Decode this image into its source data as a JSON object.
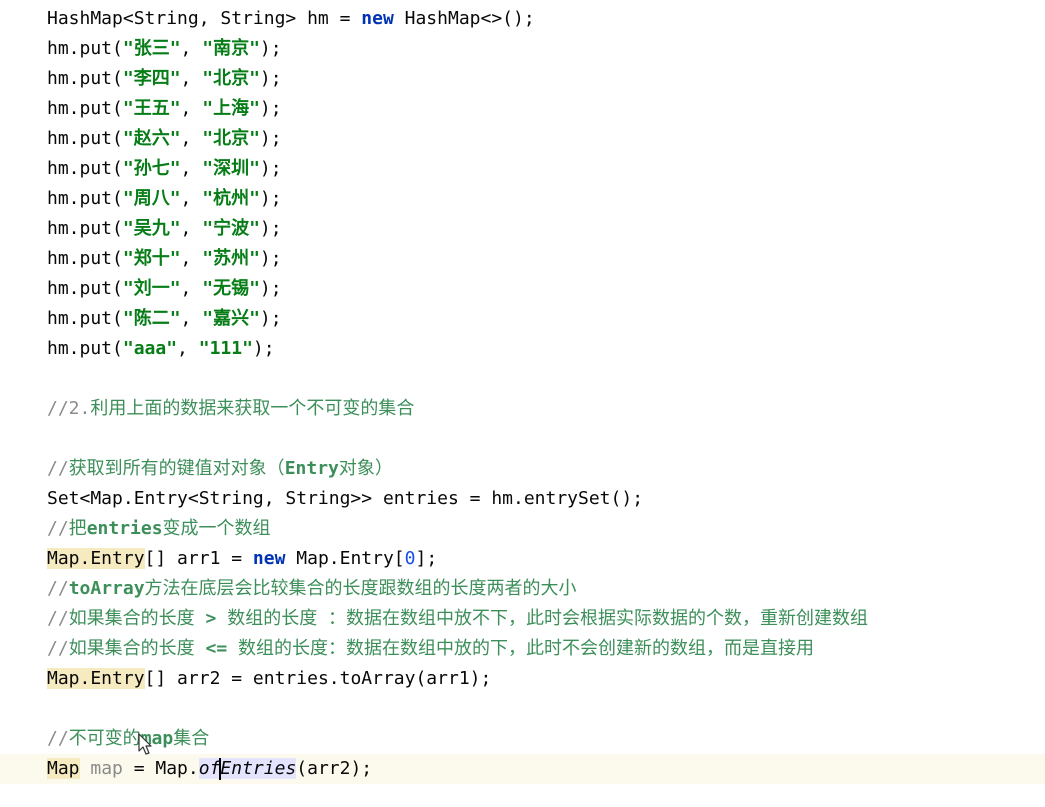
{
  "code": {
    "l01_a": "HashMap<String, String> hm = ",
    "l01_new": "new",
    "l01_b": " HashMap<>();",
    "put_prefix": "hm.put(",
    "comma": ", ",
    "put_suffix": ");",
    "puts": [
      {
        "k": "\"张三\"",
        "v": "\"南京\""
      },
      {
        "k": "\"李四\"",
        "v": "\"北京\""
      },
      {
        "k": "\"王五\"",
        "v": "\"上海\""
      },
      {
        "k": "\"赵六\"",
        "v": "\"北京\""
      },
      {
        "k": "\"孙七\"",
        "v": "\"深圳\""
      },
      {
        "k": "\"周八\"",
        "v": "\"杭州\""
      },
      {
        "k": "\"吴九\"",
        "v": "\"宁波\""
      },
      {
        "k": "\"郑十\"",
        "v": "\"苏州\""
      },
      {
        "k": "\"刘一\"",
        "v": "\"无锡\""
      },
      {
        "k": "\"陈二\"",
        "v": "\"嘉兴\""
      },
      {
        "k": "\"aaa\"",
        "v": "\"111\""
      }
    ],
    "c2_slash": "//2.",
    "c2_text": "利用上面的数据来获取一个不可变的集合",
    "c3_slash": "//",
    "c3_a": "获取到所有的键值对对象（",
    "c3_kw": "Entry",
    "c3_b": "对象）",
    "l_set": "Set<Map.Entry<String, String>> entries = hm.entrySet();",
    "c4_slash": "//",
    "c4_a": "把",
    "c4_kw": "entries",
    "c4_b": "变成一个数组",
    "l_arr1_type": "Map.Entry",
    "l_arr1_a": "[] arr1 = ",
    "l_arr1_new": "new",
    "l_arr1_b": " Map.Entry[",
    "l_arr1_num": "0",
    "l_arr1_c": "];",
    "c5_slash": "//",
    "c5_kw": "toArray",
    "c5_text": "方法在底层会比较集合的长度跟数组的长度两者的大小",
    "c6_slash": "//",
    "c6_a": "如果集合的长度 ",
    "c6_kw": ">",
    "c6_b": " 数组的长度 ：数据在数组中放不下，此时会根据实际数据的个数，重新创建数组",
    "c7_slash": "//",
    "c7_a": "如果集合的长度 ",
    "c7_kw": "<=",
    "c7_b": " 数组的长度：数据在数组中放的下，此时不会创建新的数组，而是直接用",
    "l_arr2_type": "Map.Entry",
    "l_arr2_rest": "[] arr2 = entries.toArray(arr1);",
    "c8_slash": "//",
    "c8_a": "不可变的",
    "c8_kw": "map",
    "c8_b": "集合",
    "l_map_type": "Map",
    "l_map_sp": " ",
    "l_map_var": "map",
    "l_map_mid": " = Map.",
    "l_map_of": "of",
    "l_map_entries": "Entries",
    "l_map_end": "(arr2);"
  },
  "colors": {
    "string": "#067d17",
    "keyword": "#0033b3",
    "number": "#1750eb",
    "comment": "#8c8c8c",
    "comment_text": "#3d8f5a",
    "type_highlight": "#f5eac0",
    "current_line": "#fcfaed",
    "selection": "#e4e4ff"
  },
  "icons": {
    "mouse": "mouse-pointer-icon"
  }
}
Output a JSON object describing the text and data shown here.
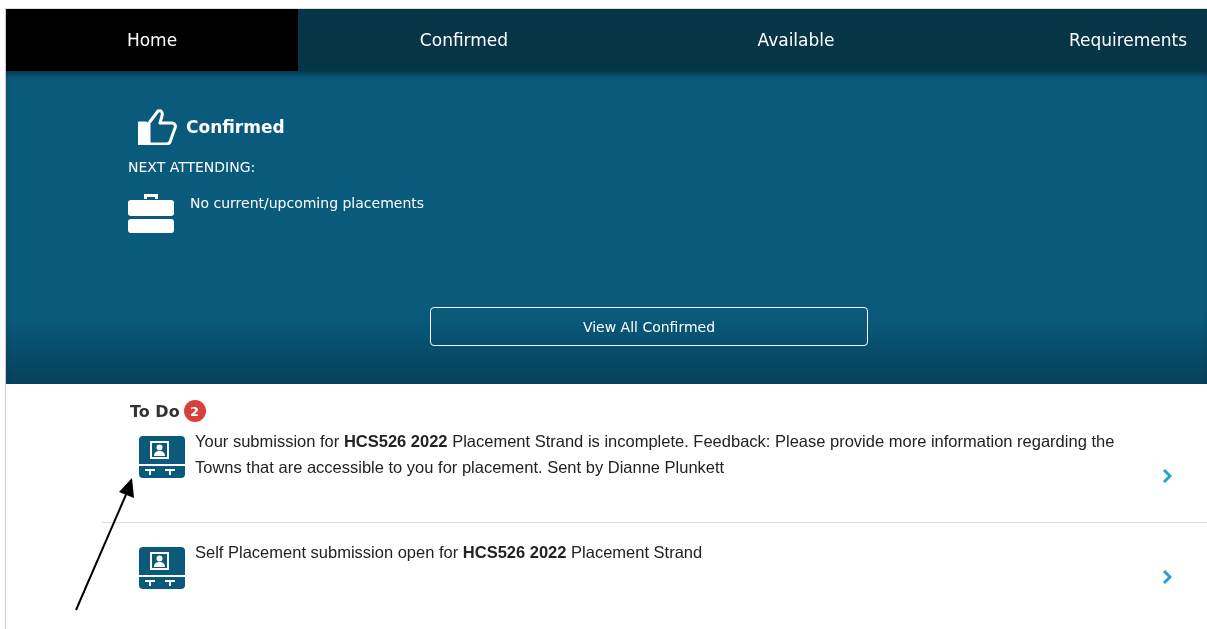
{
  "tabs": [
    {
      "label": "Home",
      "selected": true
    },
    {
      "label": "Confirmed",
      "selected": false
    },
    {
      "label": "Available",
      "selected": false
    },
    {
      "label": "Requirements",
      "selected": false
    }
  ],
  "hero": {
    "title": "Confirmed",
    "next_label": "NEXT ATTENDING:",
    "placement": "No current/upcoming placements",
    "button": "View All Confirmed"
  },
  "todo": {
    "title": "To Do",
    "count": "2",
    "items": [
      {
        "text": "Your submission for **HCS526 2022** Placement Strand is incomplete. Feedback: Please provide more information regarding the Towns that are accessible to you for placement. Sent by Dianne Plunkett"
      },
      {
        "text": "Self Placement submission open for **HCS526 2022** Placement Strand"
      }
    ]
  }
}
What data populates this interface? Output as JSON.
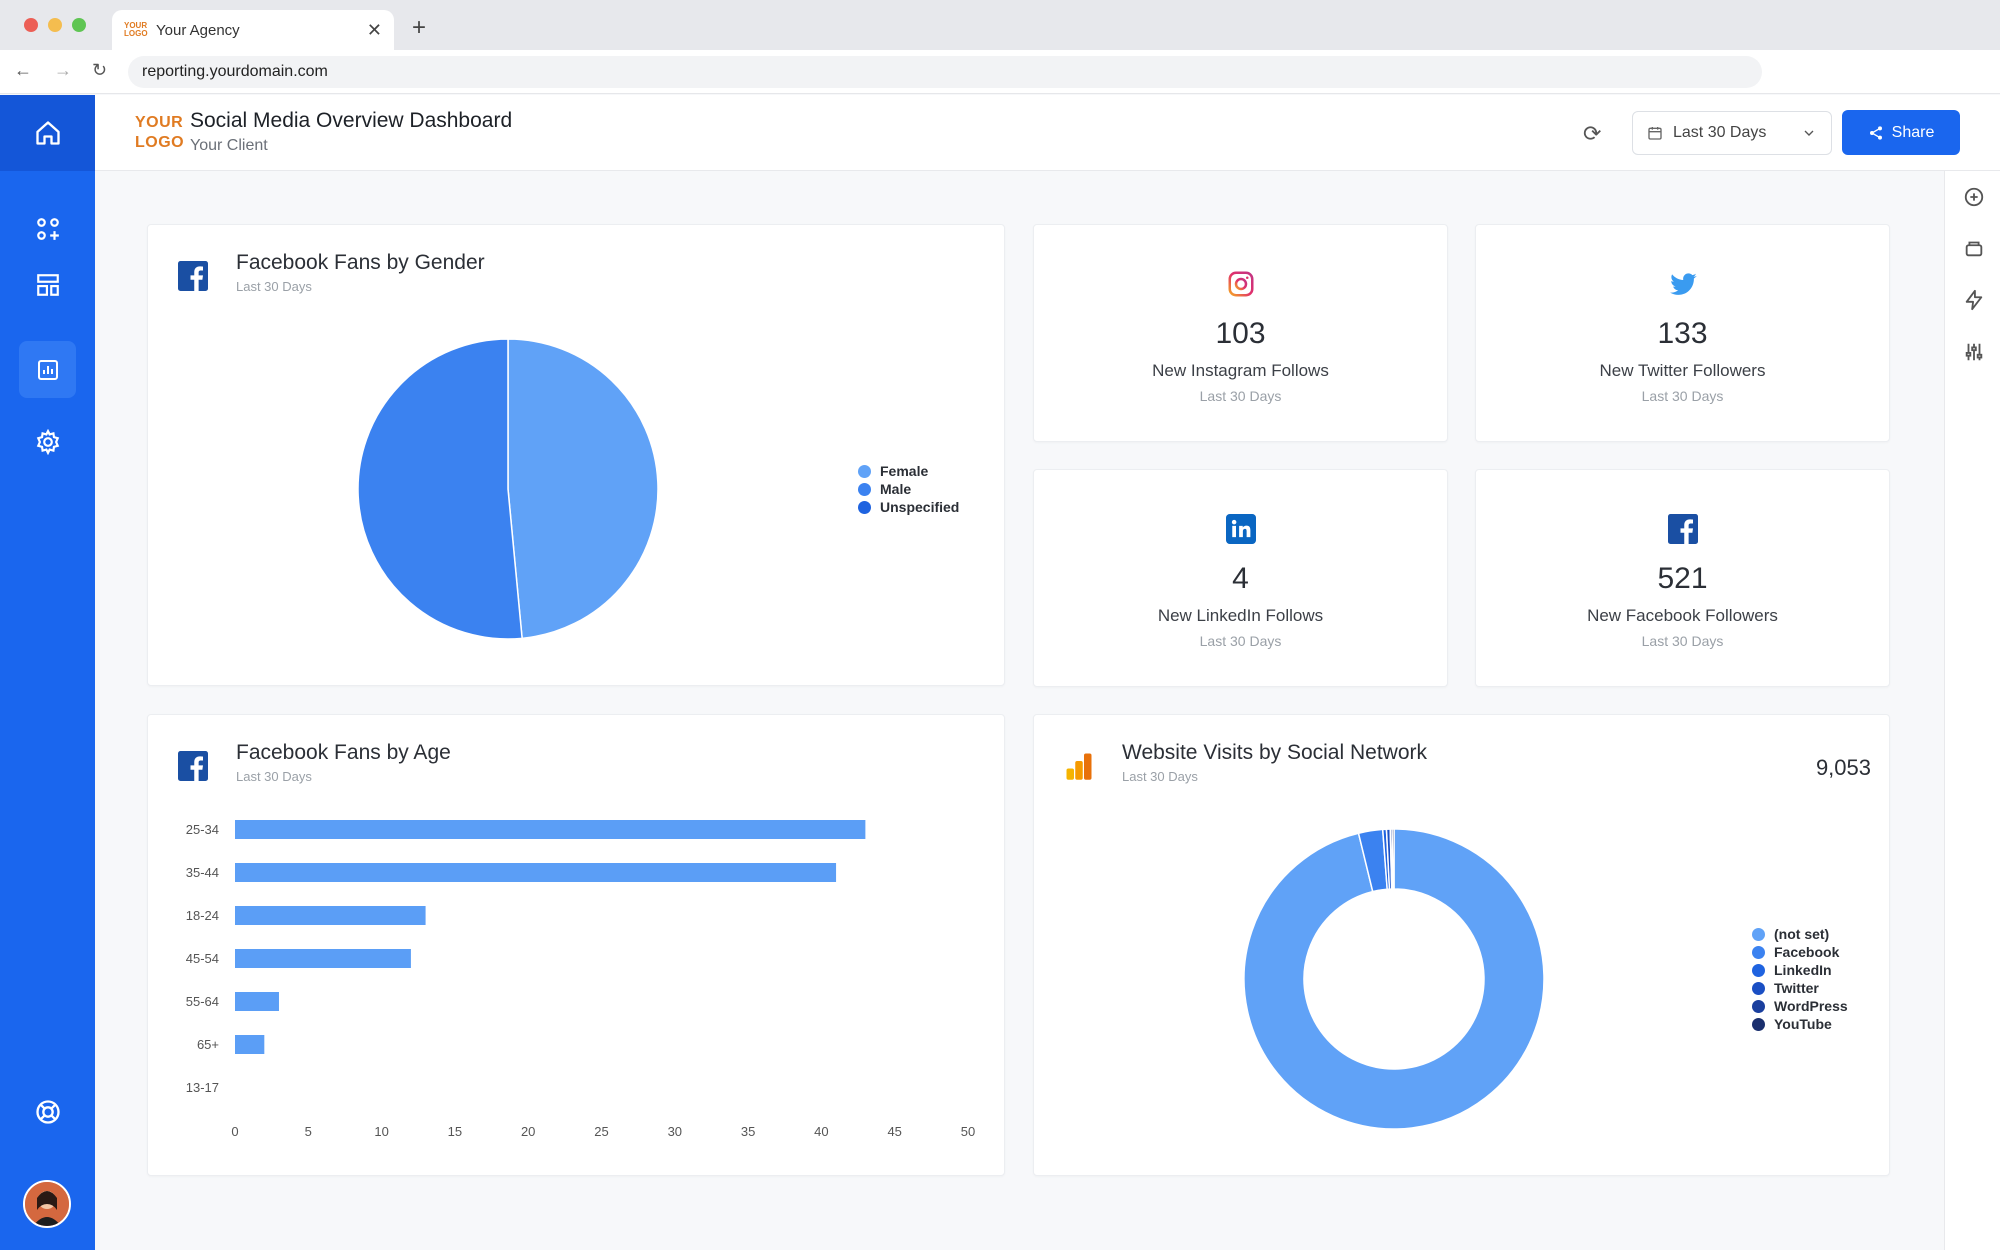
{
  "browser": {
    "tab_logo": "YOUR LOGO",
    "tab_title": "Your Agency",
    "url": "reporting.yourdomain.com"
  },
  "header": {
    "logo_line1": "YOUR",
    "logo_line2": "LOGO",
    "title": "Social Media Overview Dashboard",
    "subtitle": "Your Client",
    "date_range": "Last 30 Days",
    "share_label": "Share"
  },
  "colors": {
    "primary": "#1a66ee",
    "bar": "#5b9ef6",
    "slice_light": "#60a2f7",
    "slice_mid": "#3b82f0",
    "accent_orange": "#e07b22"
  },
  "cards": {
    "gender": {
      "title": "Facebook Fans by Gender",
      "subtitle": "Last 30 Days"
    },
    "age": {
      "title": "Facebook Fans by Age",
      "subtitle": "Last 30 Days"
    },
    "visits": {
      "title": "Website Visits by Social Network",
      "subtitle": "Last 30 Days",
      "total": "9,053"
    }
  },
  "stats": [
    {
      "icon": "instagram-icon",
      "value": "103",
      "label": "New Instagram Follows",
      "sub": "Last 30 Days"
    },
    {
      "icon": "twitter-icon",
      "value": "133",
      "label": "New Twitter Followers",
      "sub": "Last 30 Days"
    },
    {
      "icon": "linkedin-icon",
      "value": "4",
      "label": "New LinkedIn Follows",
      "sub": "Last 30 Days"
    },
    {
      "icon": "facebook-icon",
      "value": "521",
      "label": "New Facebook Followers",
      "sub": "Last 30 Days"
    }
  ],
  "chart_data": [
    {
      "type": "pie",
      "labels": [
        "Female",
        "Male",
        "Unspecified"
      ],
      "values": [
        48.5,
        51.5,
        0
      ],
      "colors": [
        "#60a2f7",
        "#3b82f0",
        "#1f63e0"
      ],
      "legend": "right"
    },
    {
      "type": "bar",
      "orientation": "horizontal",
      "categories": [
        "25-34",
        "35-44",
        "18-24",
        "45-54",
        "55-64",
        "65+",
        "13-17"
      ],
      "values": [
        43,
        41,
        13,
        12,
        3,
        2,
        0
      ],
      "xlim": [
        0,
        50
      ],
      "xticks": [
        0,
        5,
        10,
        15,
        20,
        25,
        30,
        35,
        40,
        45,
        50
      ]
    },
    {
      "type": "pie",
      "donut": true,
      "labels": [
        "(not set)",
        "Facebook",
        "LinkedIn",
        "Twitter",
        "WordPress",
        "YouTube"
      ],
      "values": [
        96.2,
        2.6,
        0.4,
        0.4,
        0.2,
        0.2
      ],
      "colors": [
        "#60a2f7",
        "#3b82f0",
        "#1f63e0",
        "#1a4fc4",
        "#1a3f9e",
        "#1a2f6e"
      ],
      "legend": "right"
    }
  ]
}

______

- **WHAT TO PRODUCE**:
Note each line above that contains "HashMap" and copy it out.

- **WRITTEN SOLUTION**:
    "l01_a": "HashMap<String, String> hm = ",
    "l01_b": " HashMap<>();",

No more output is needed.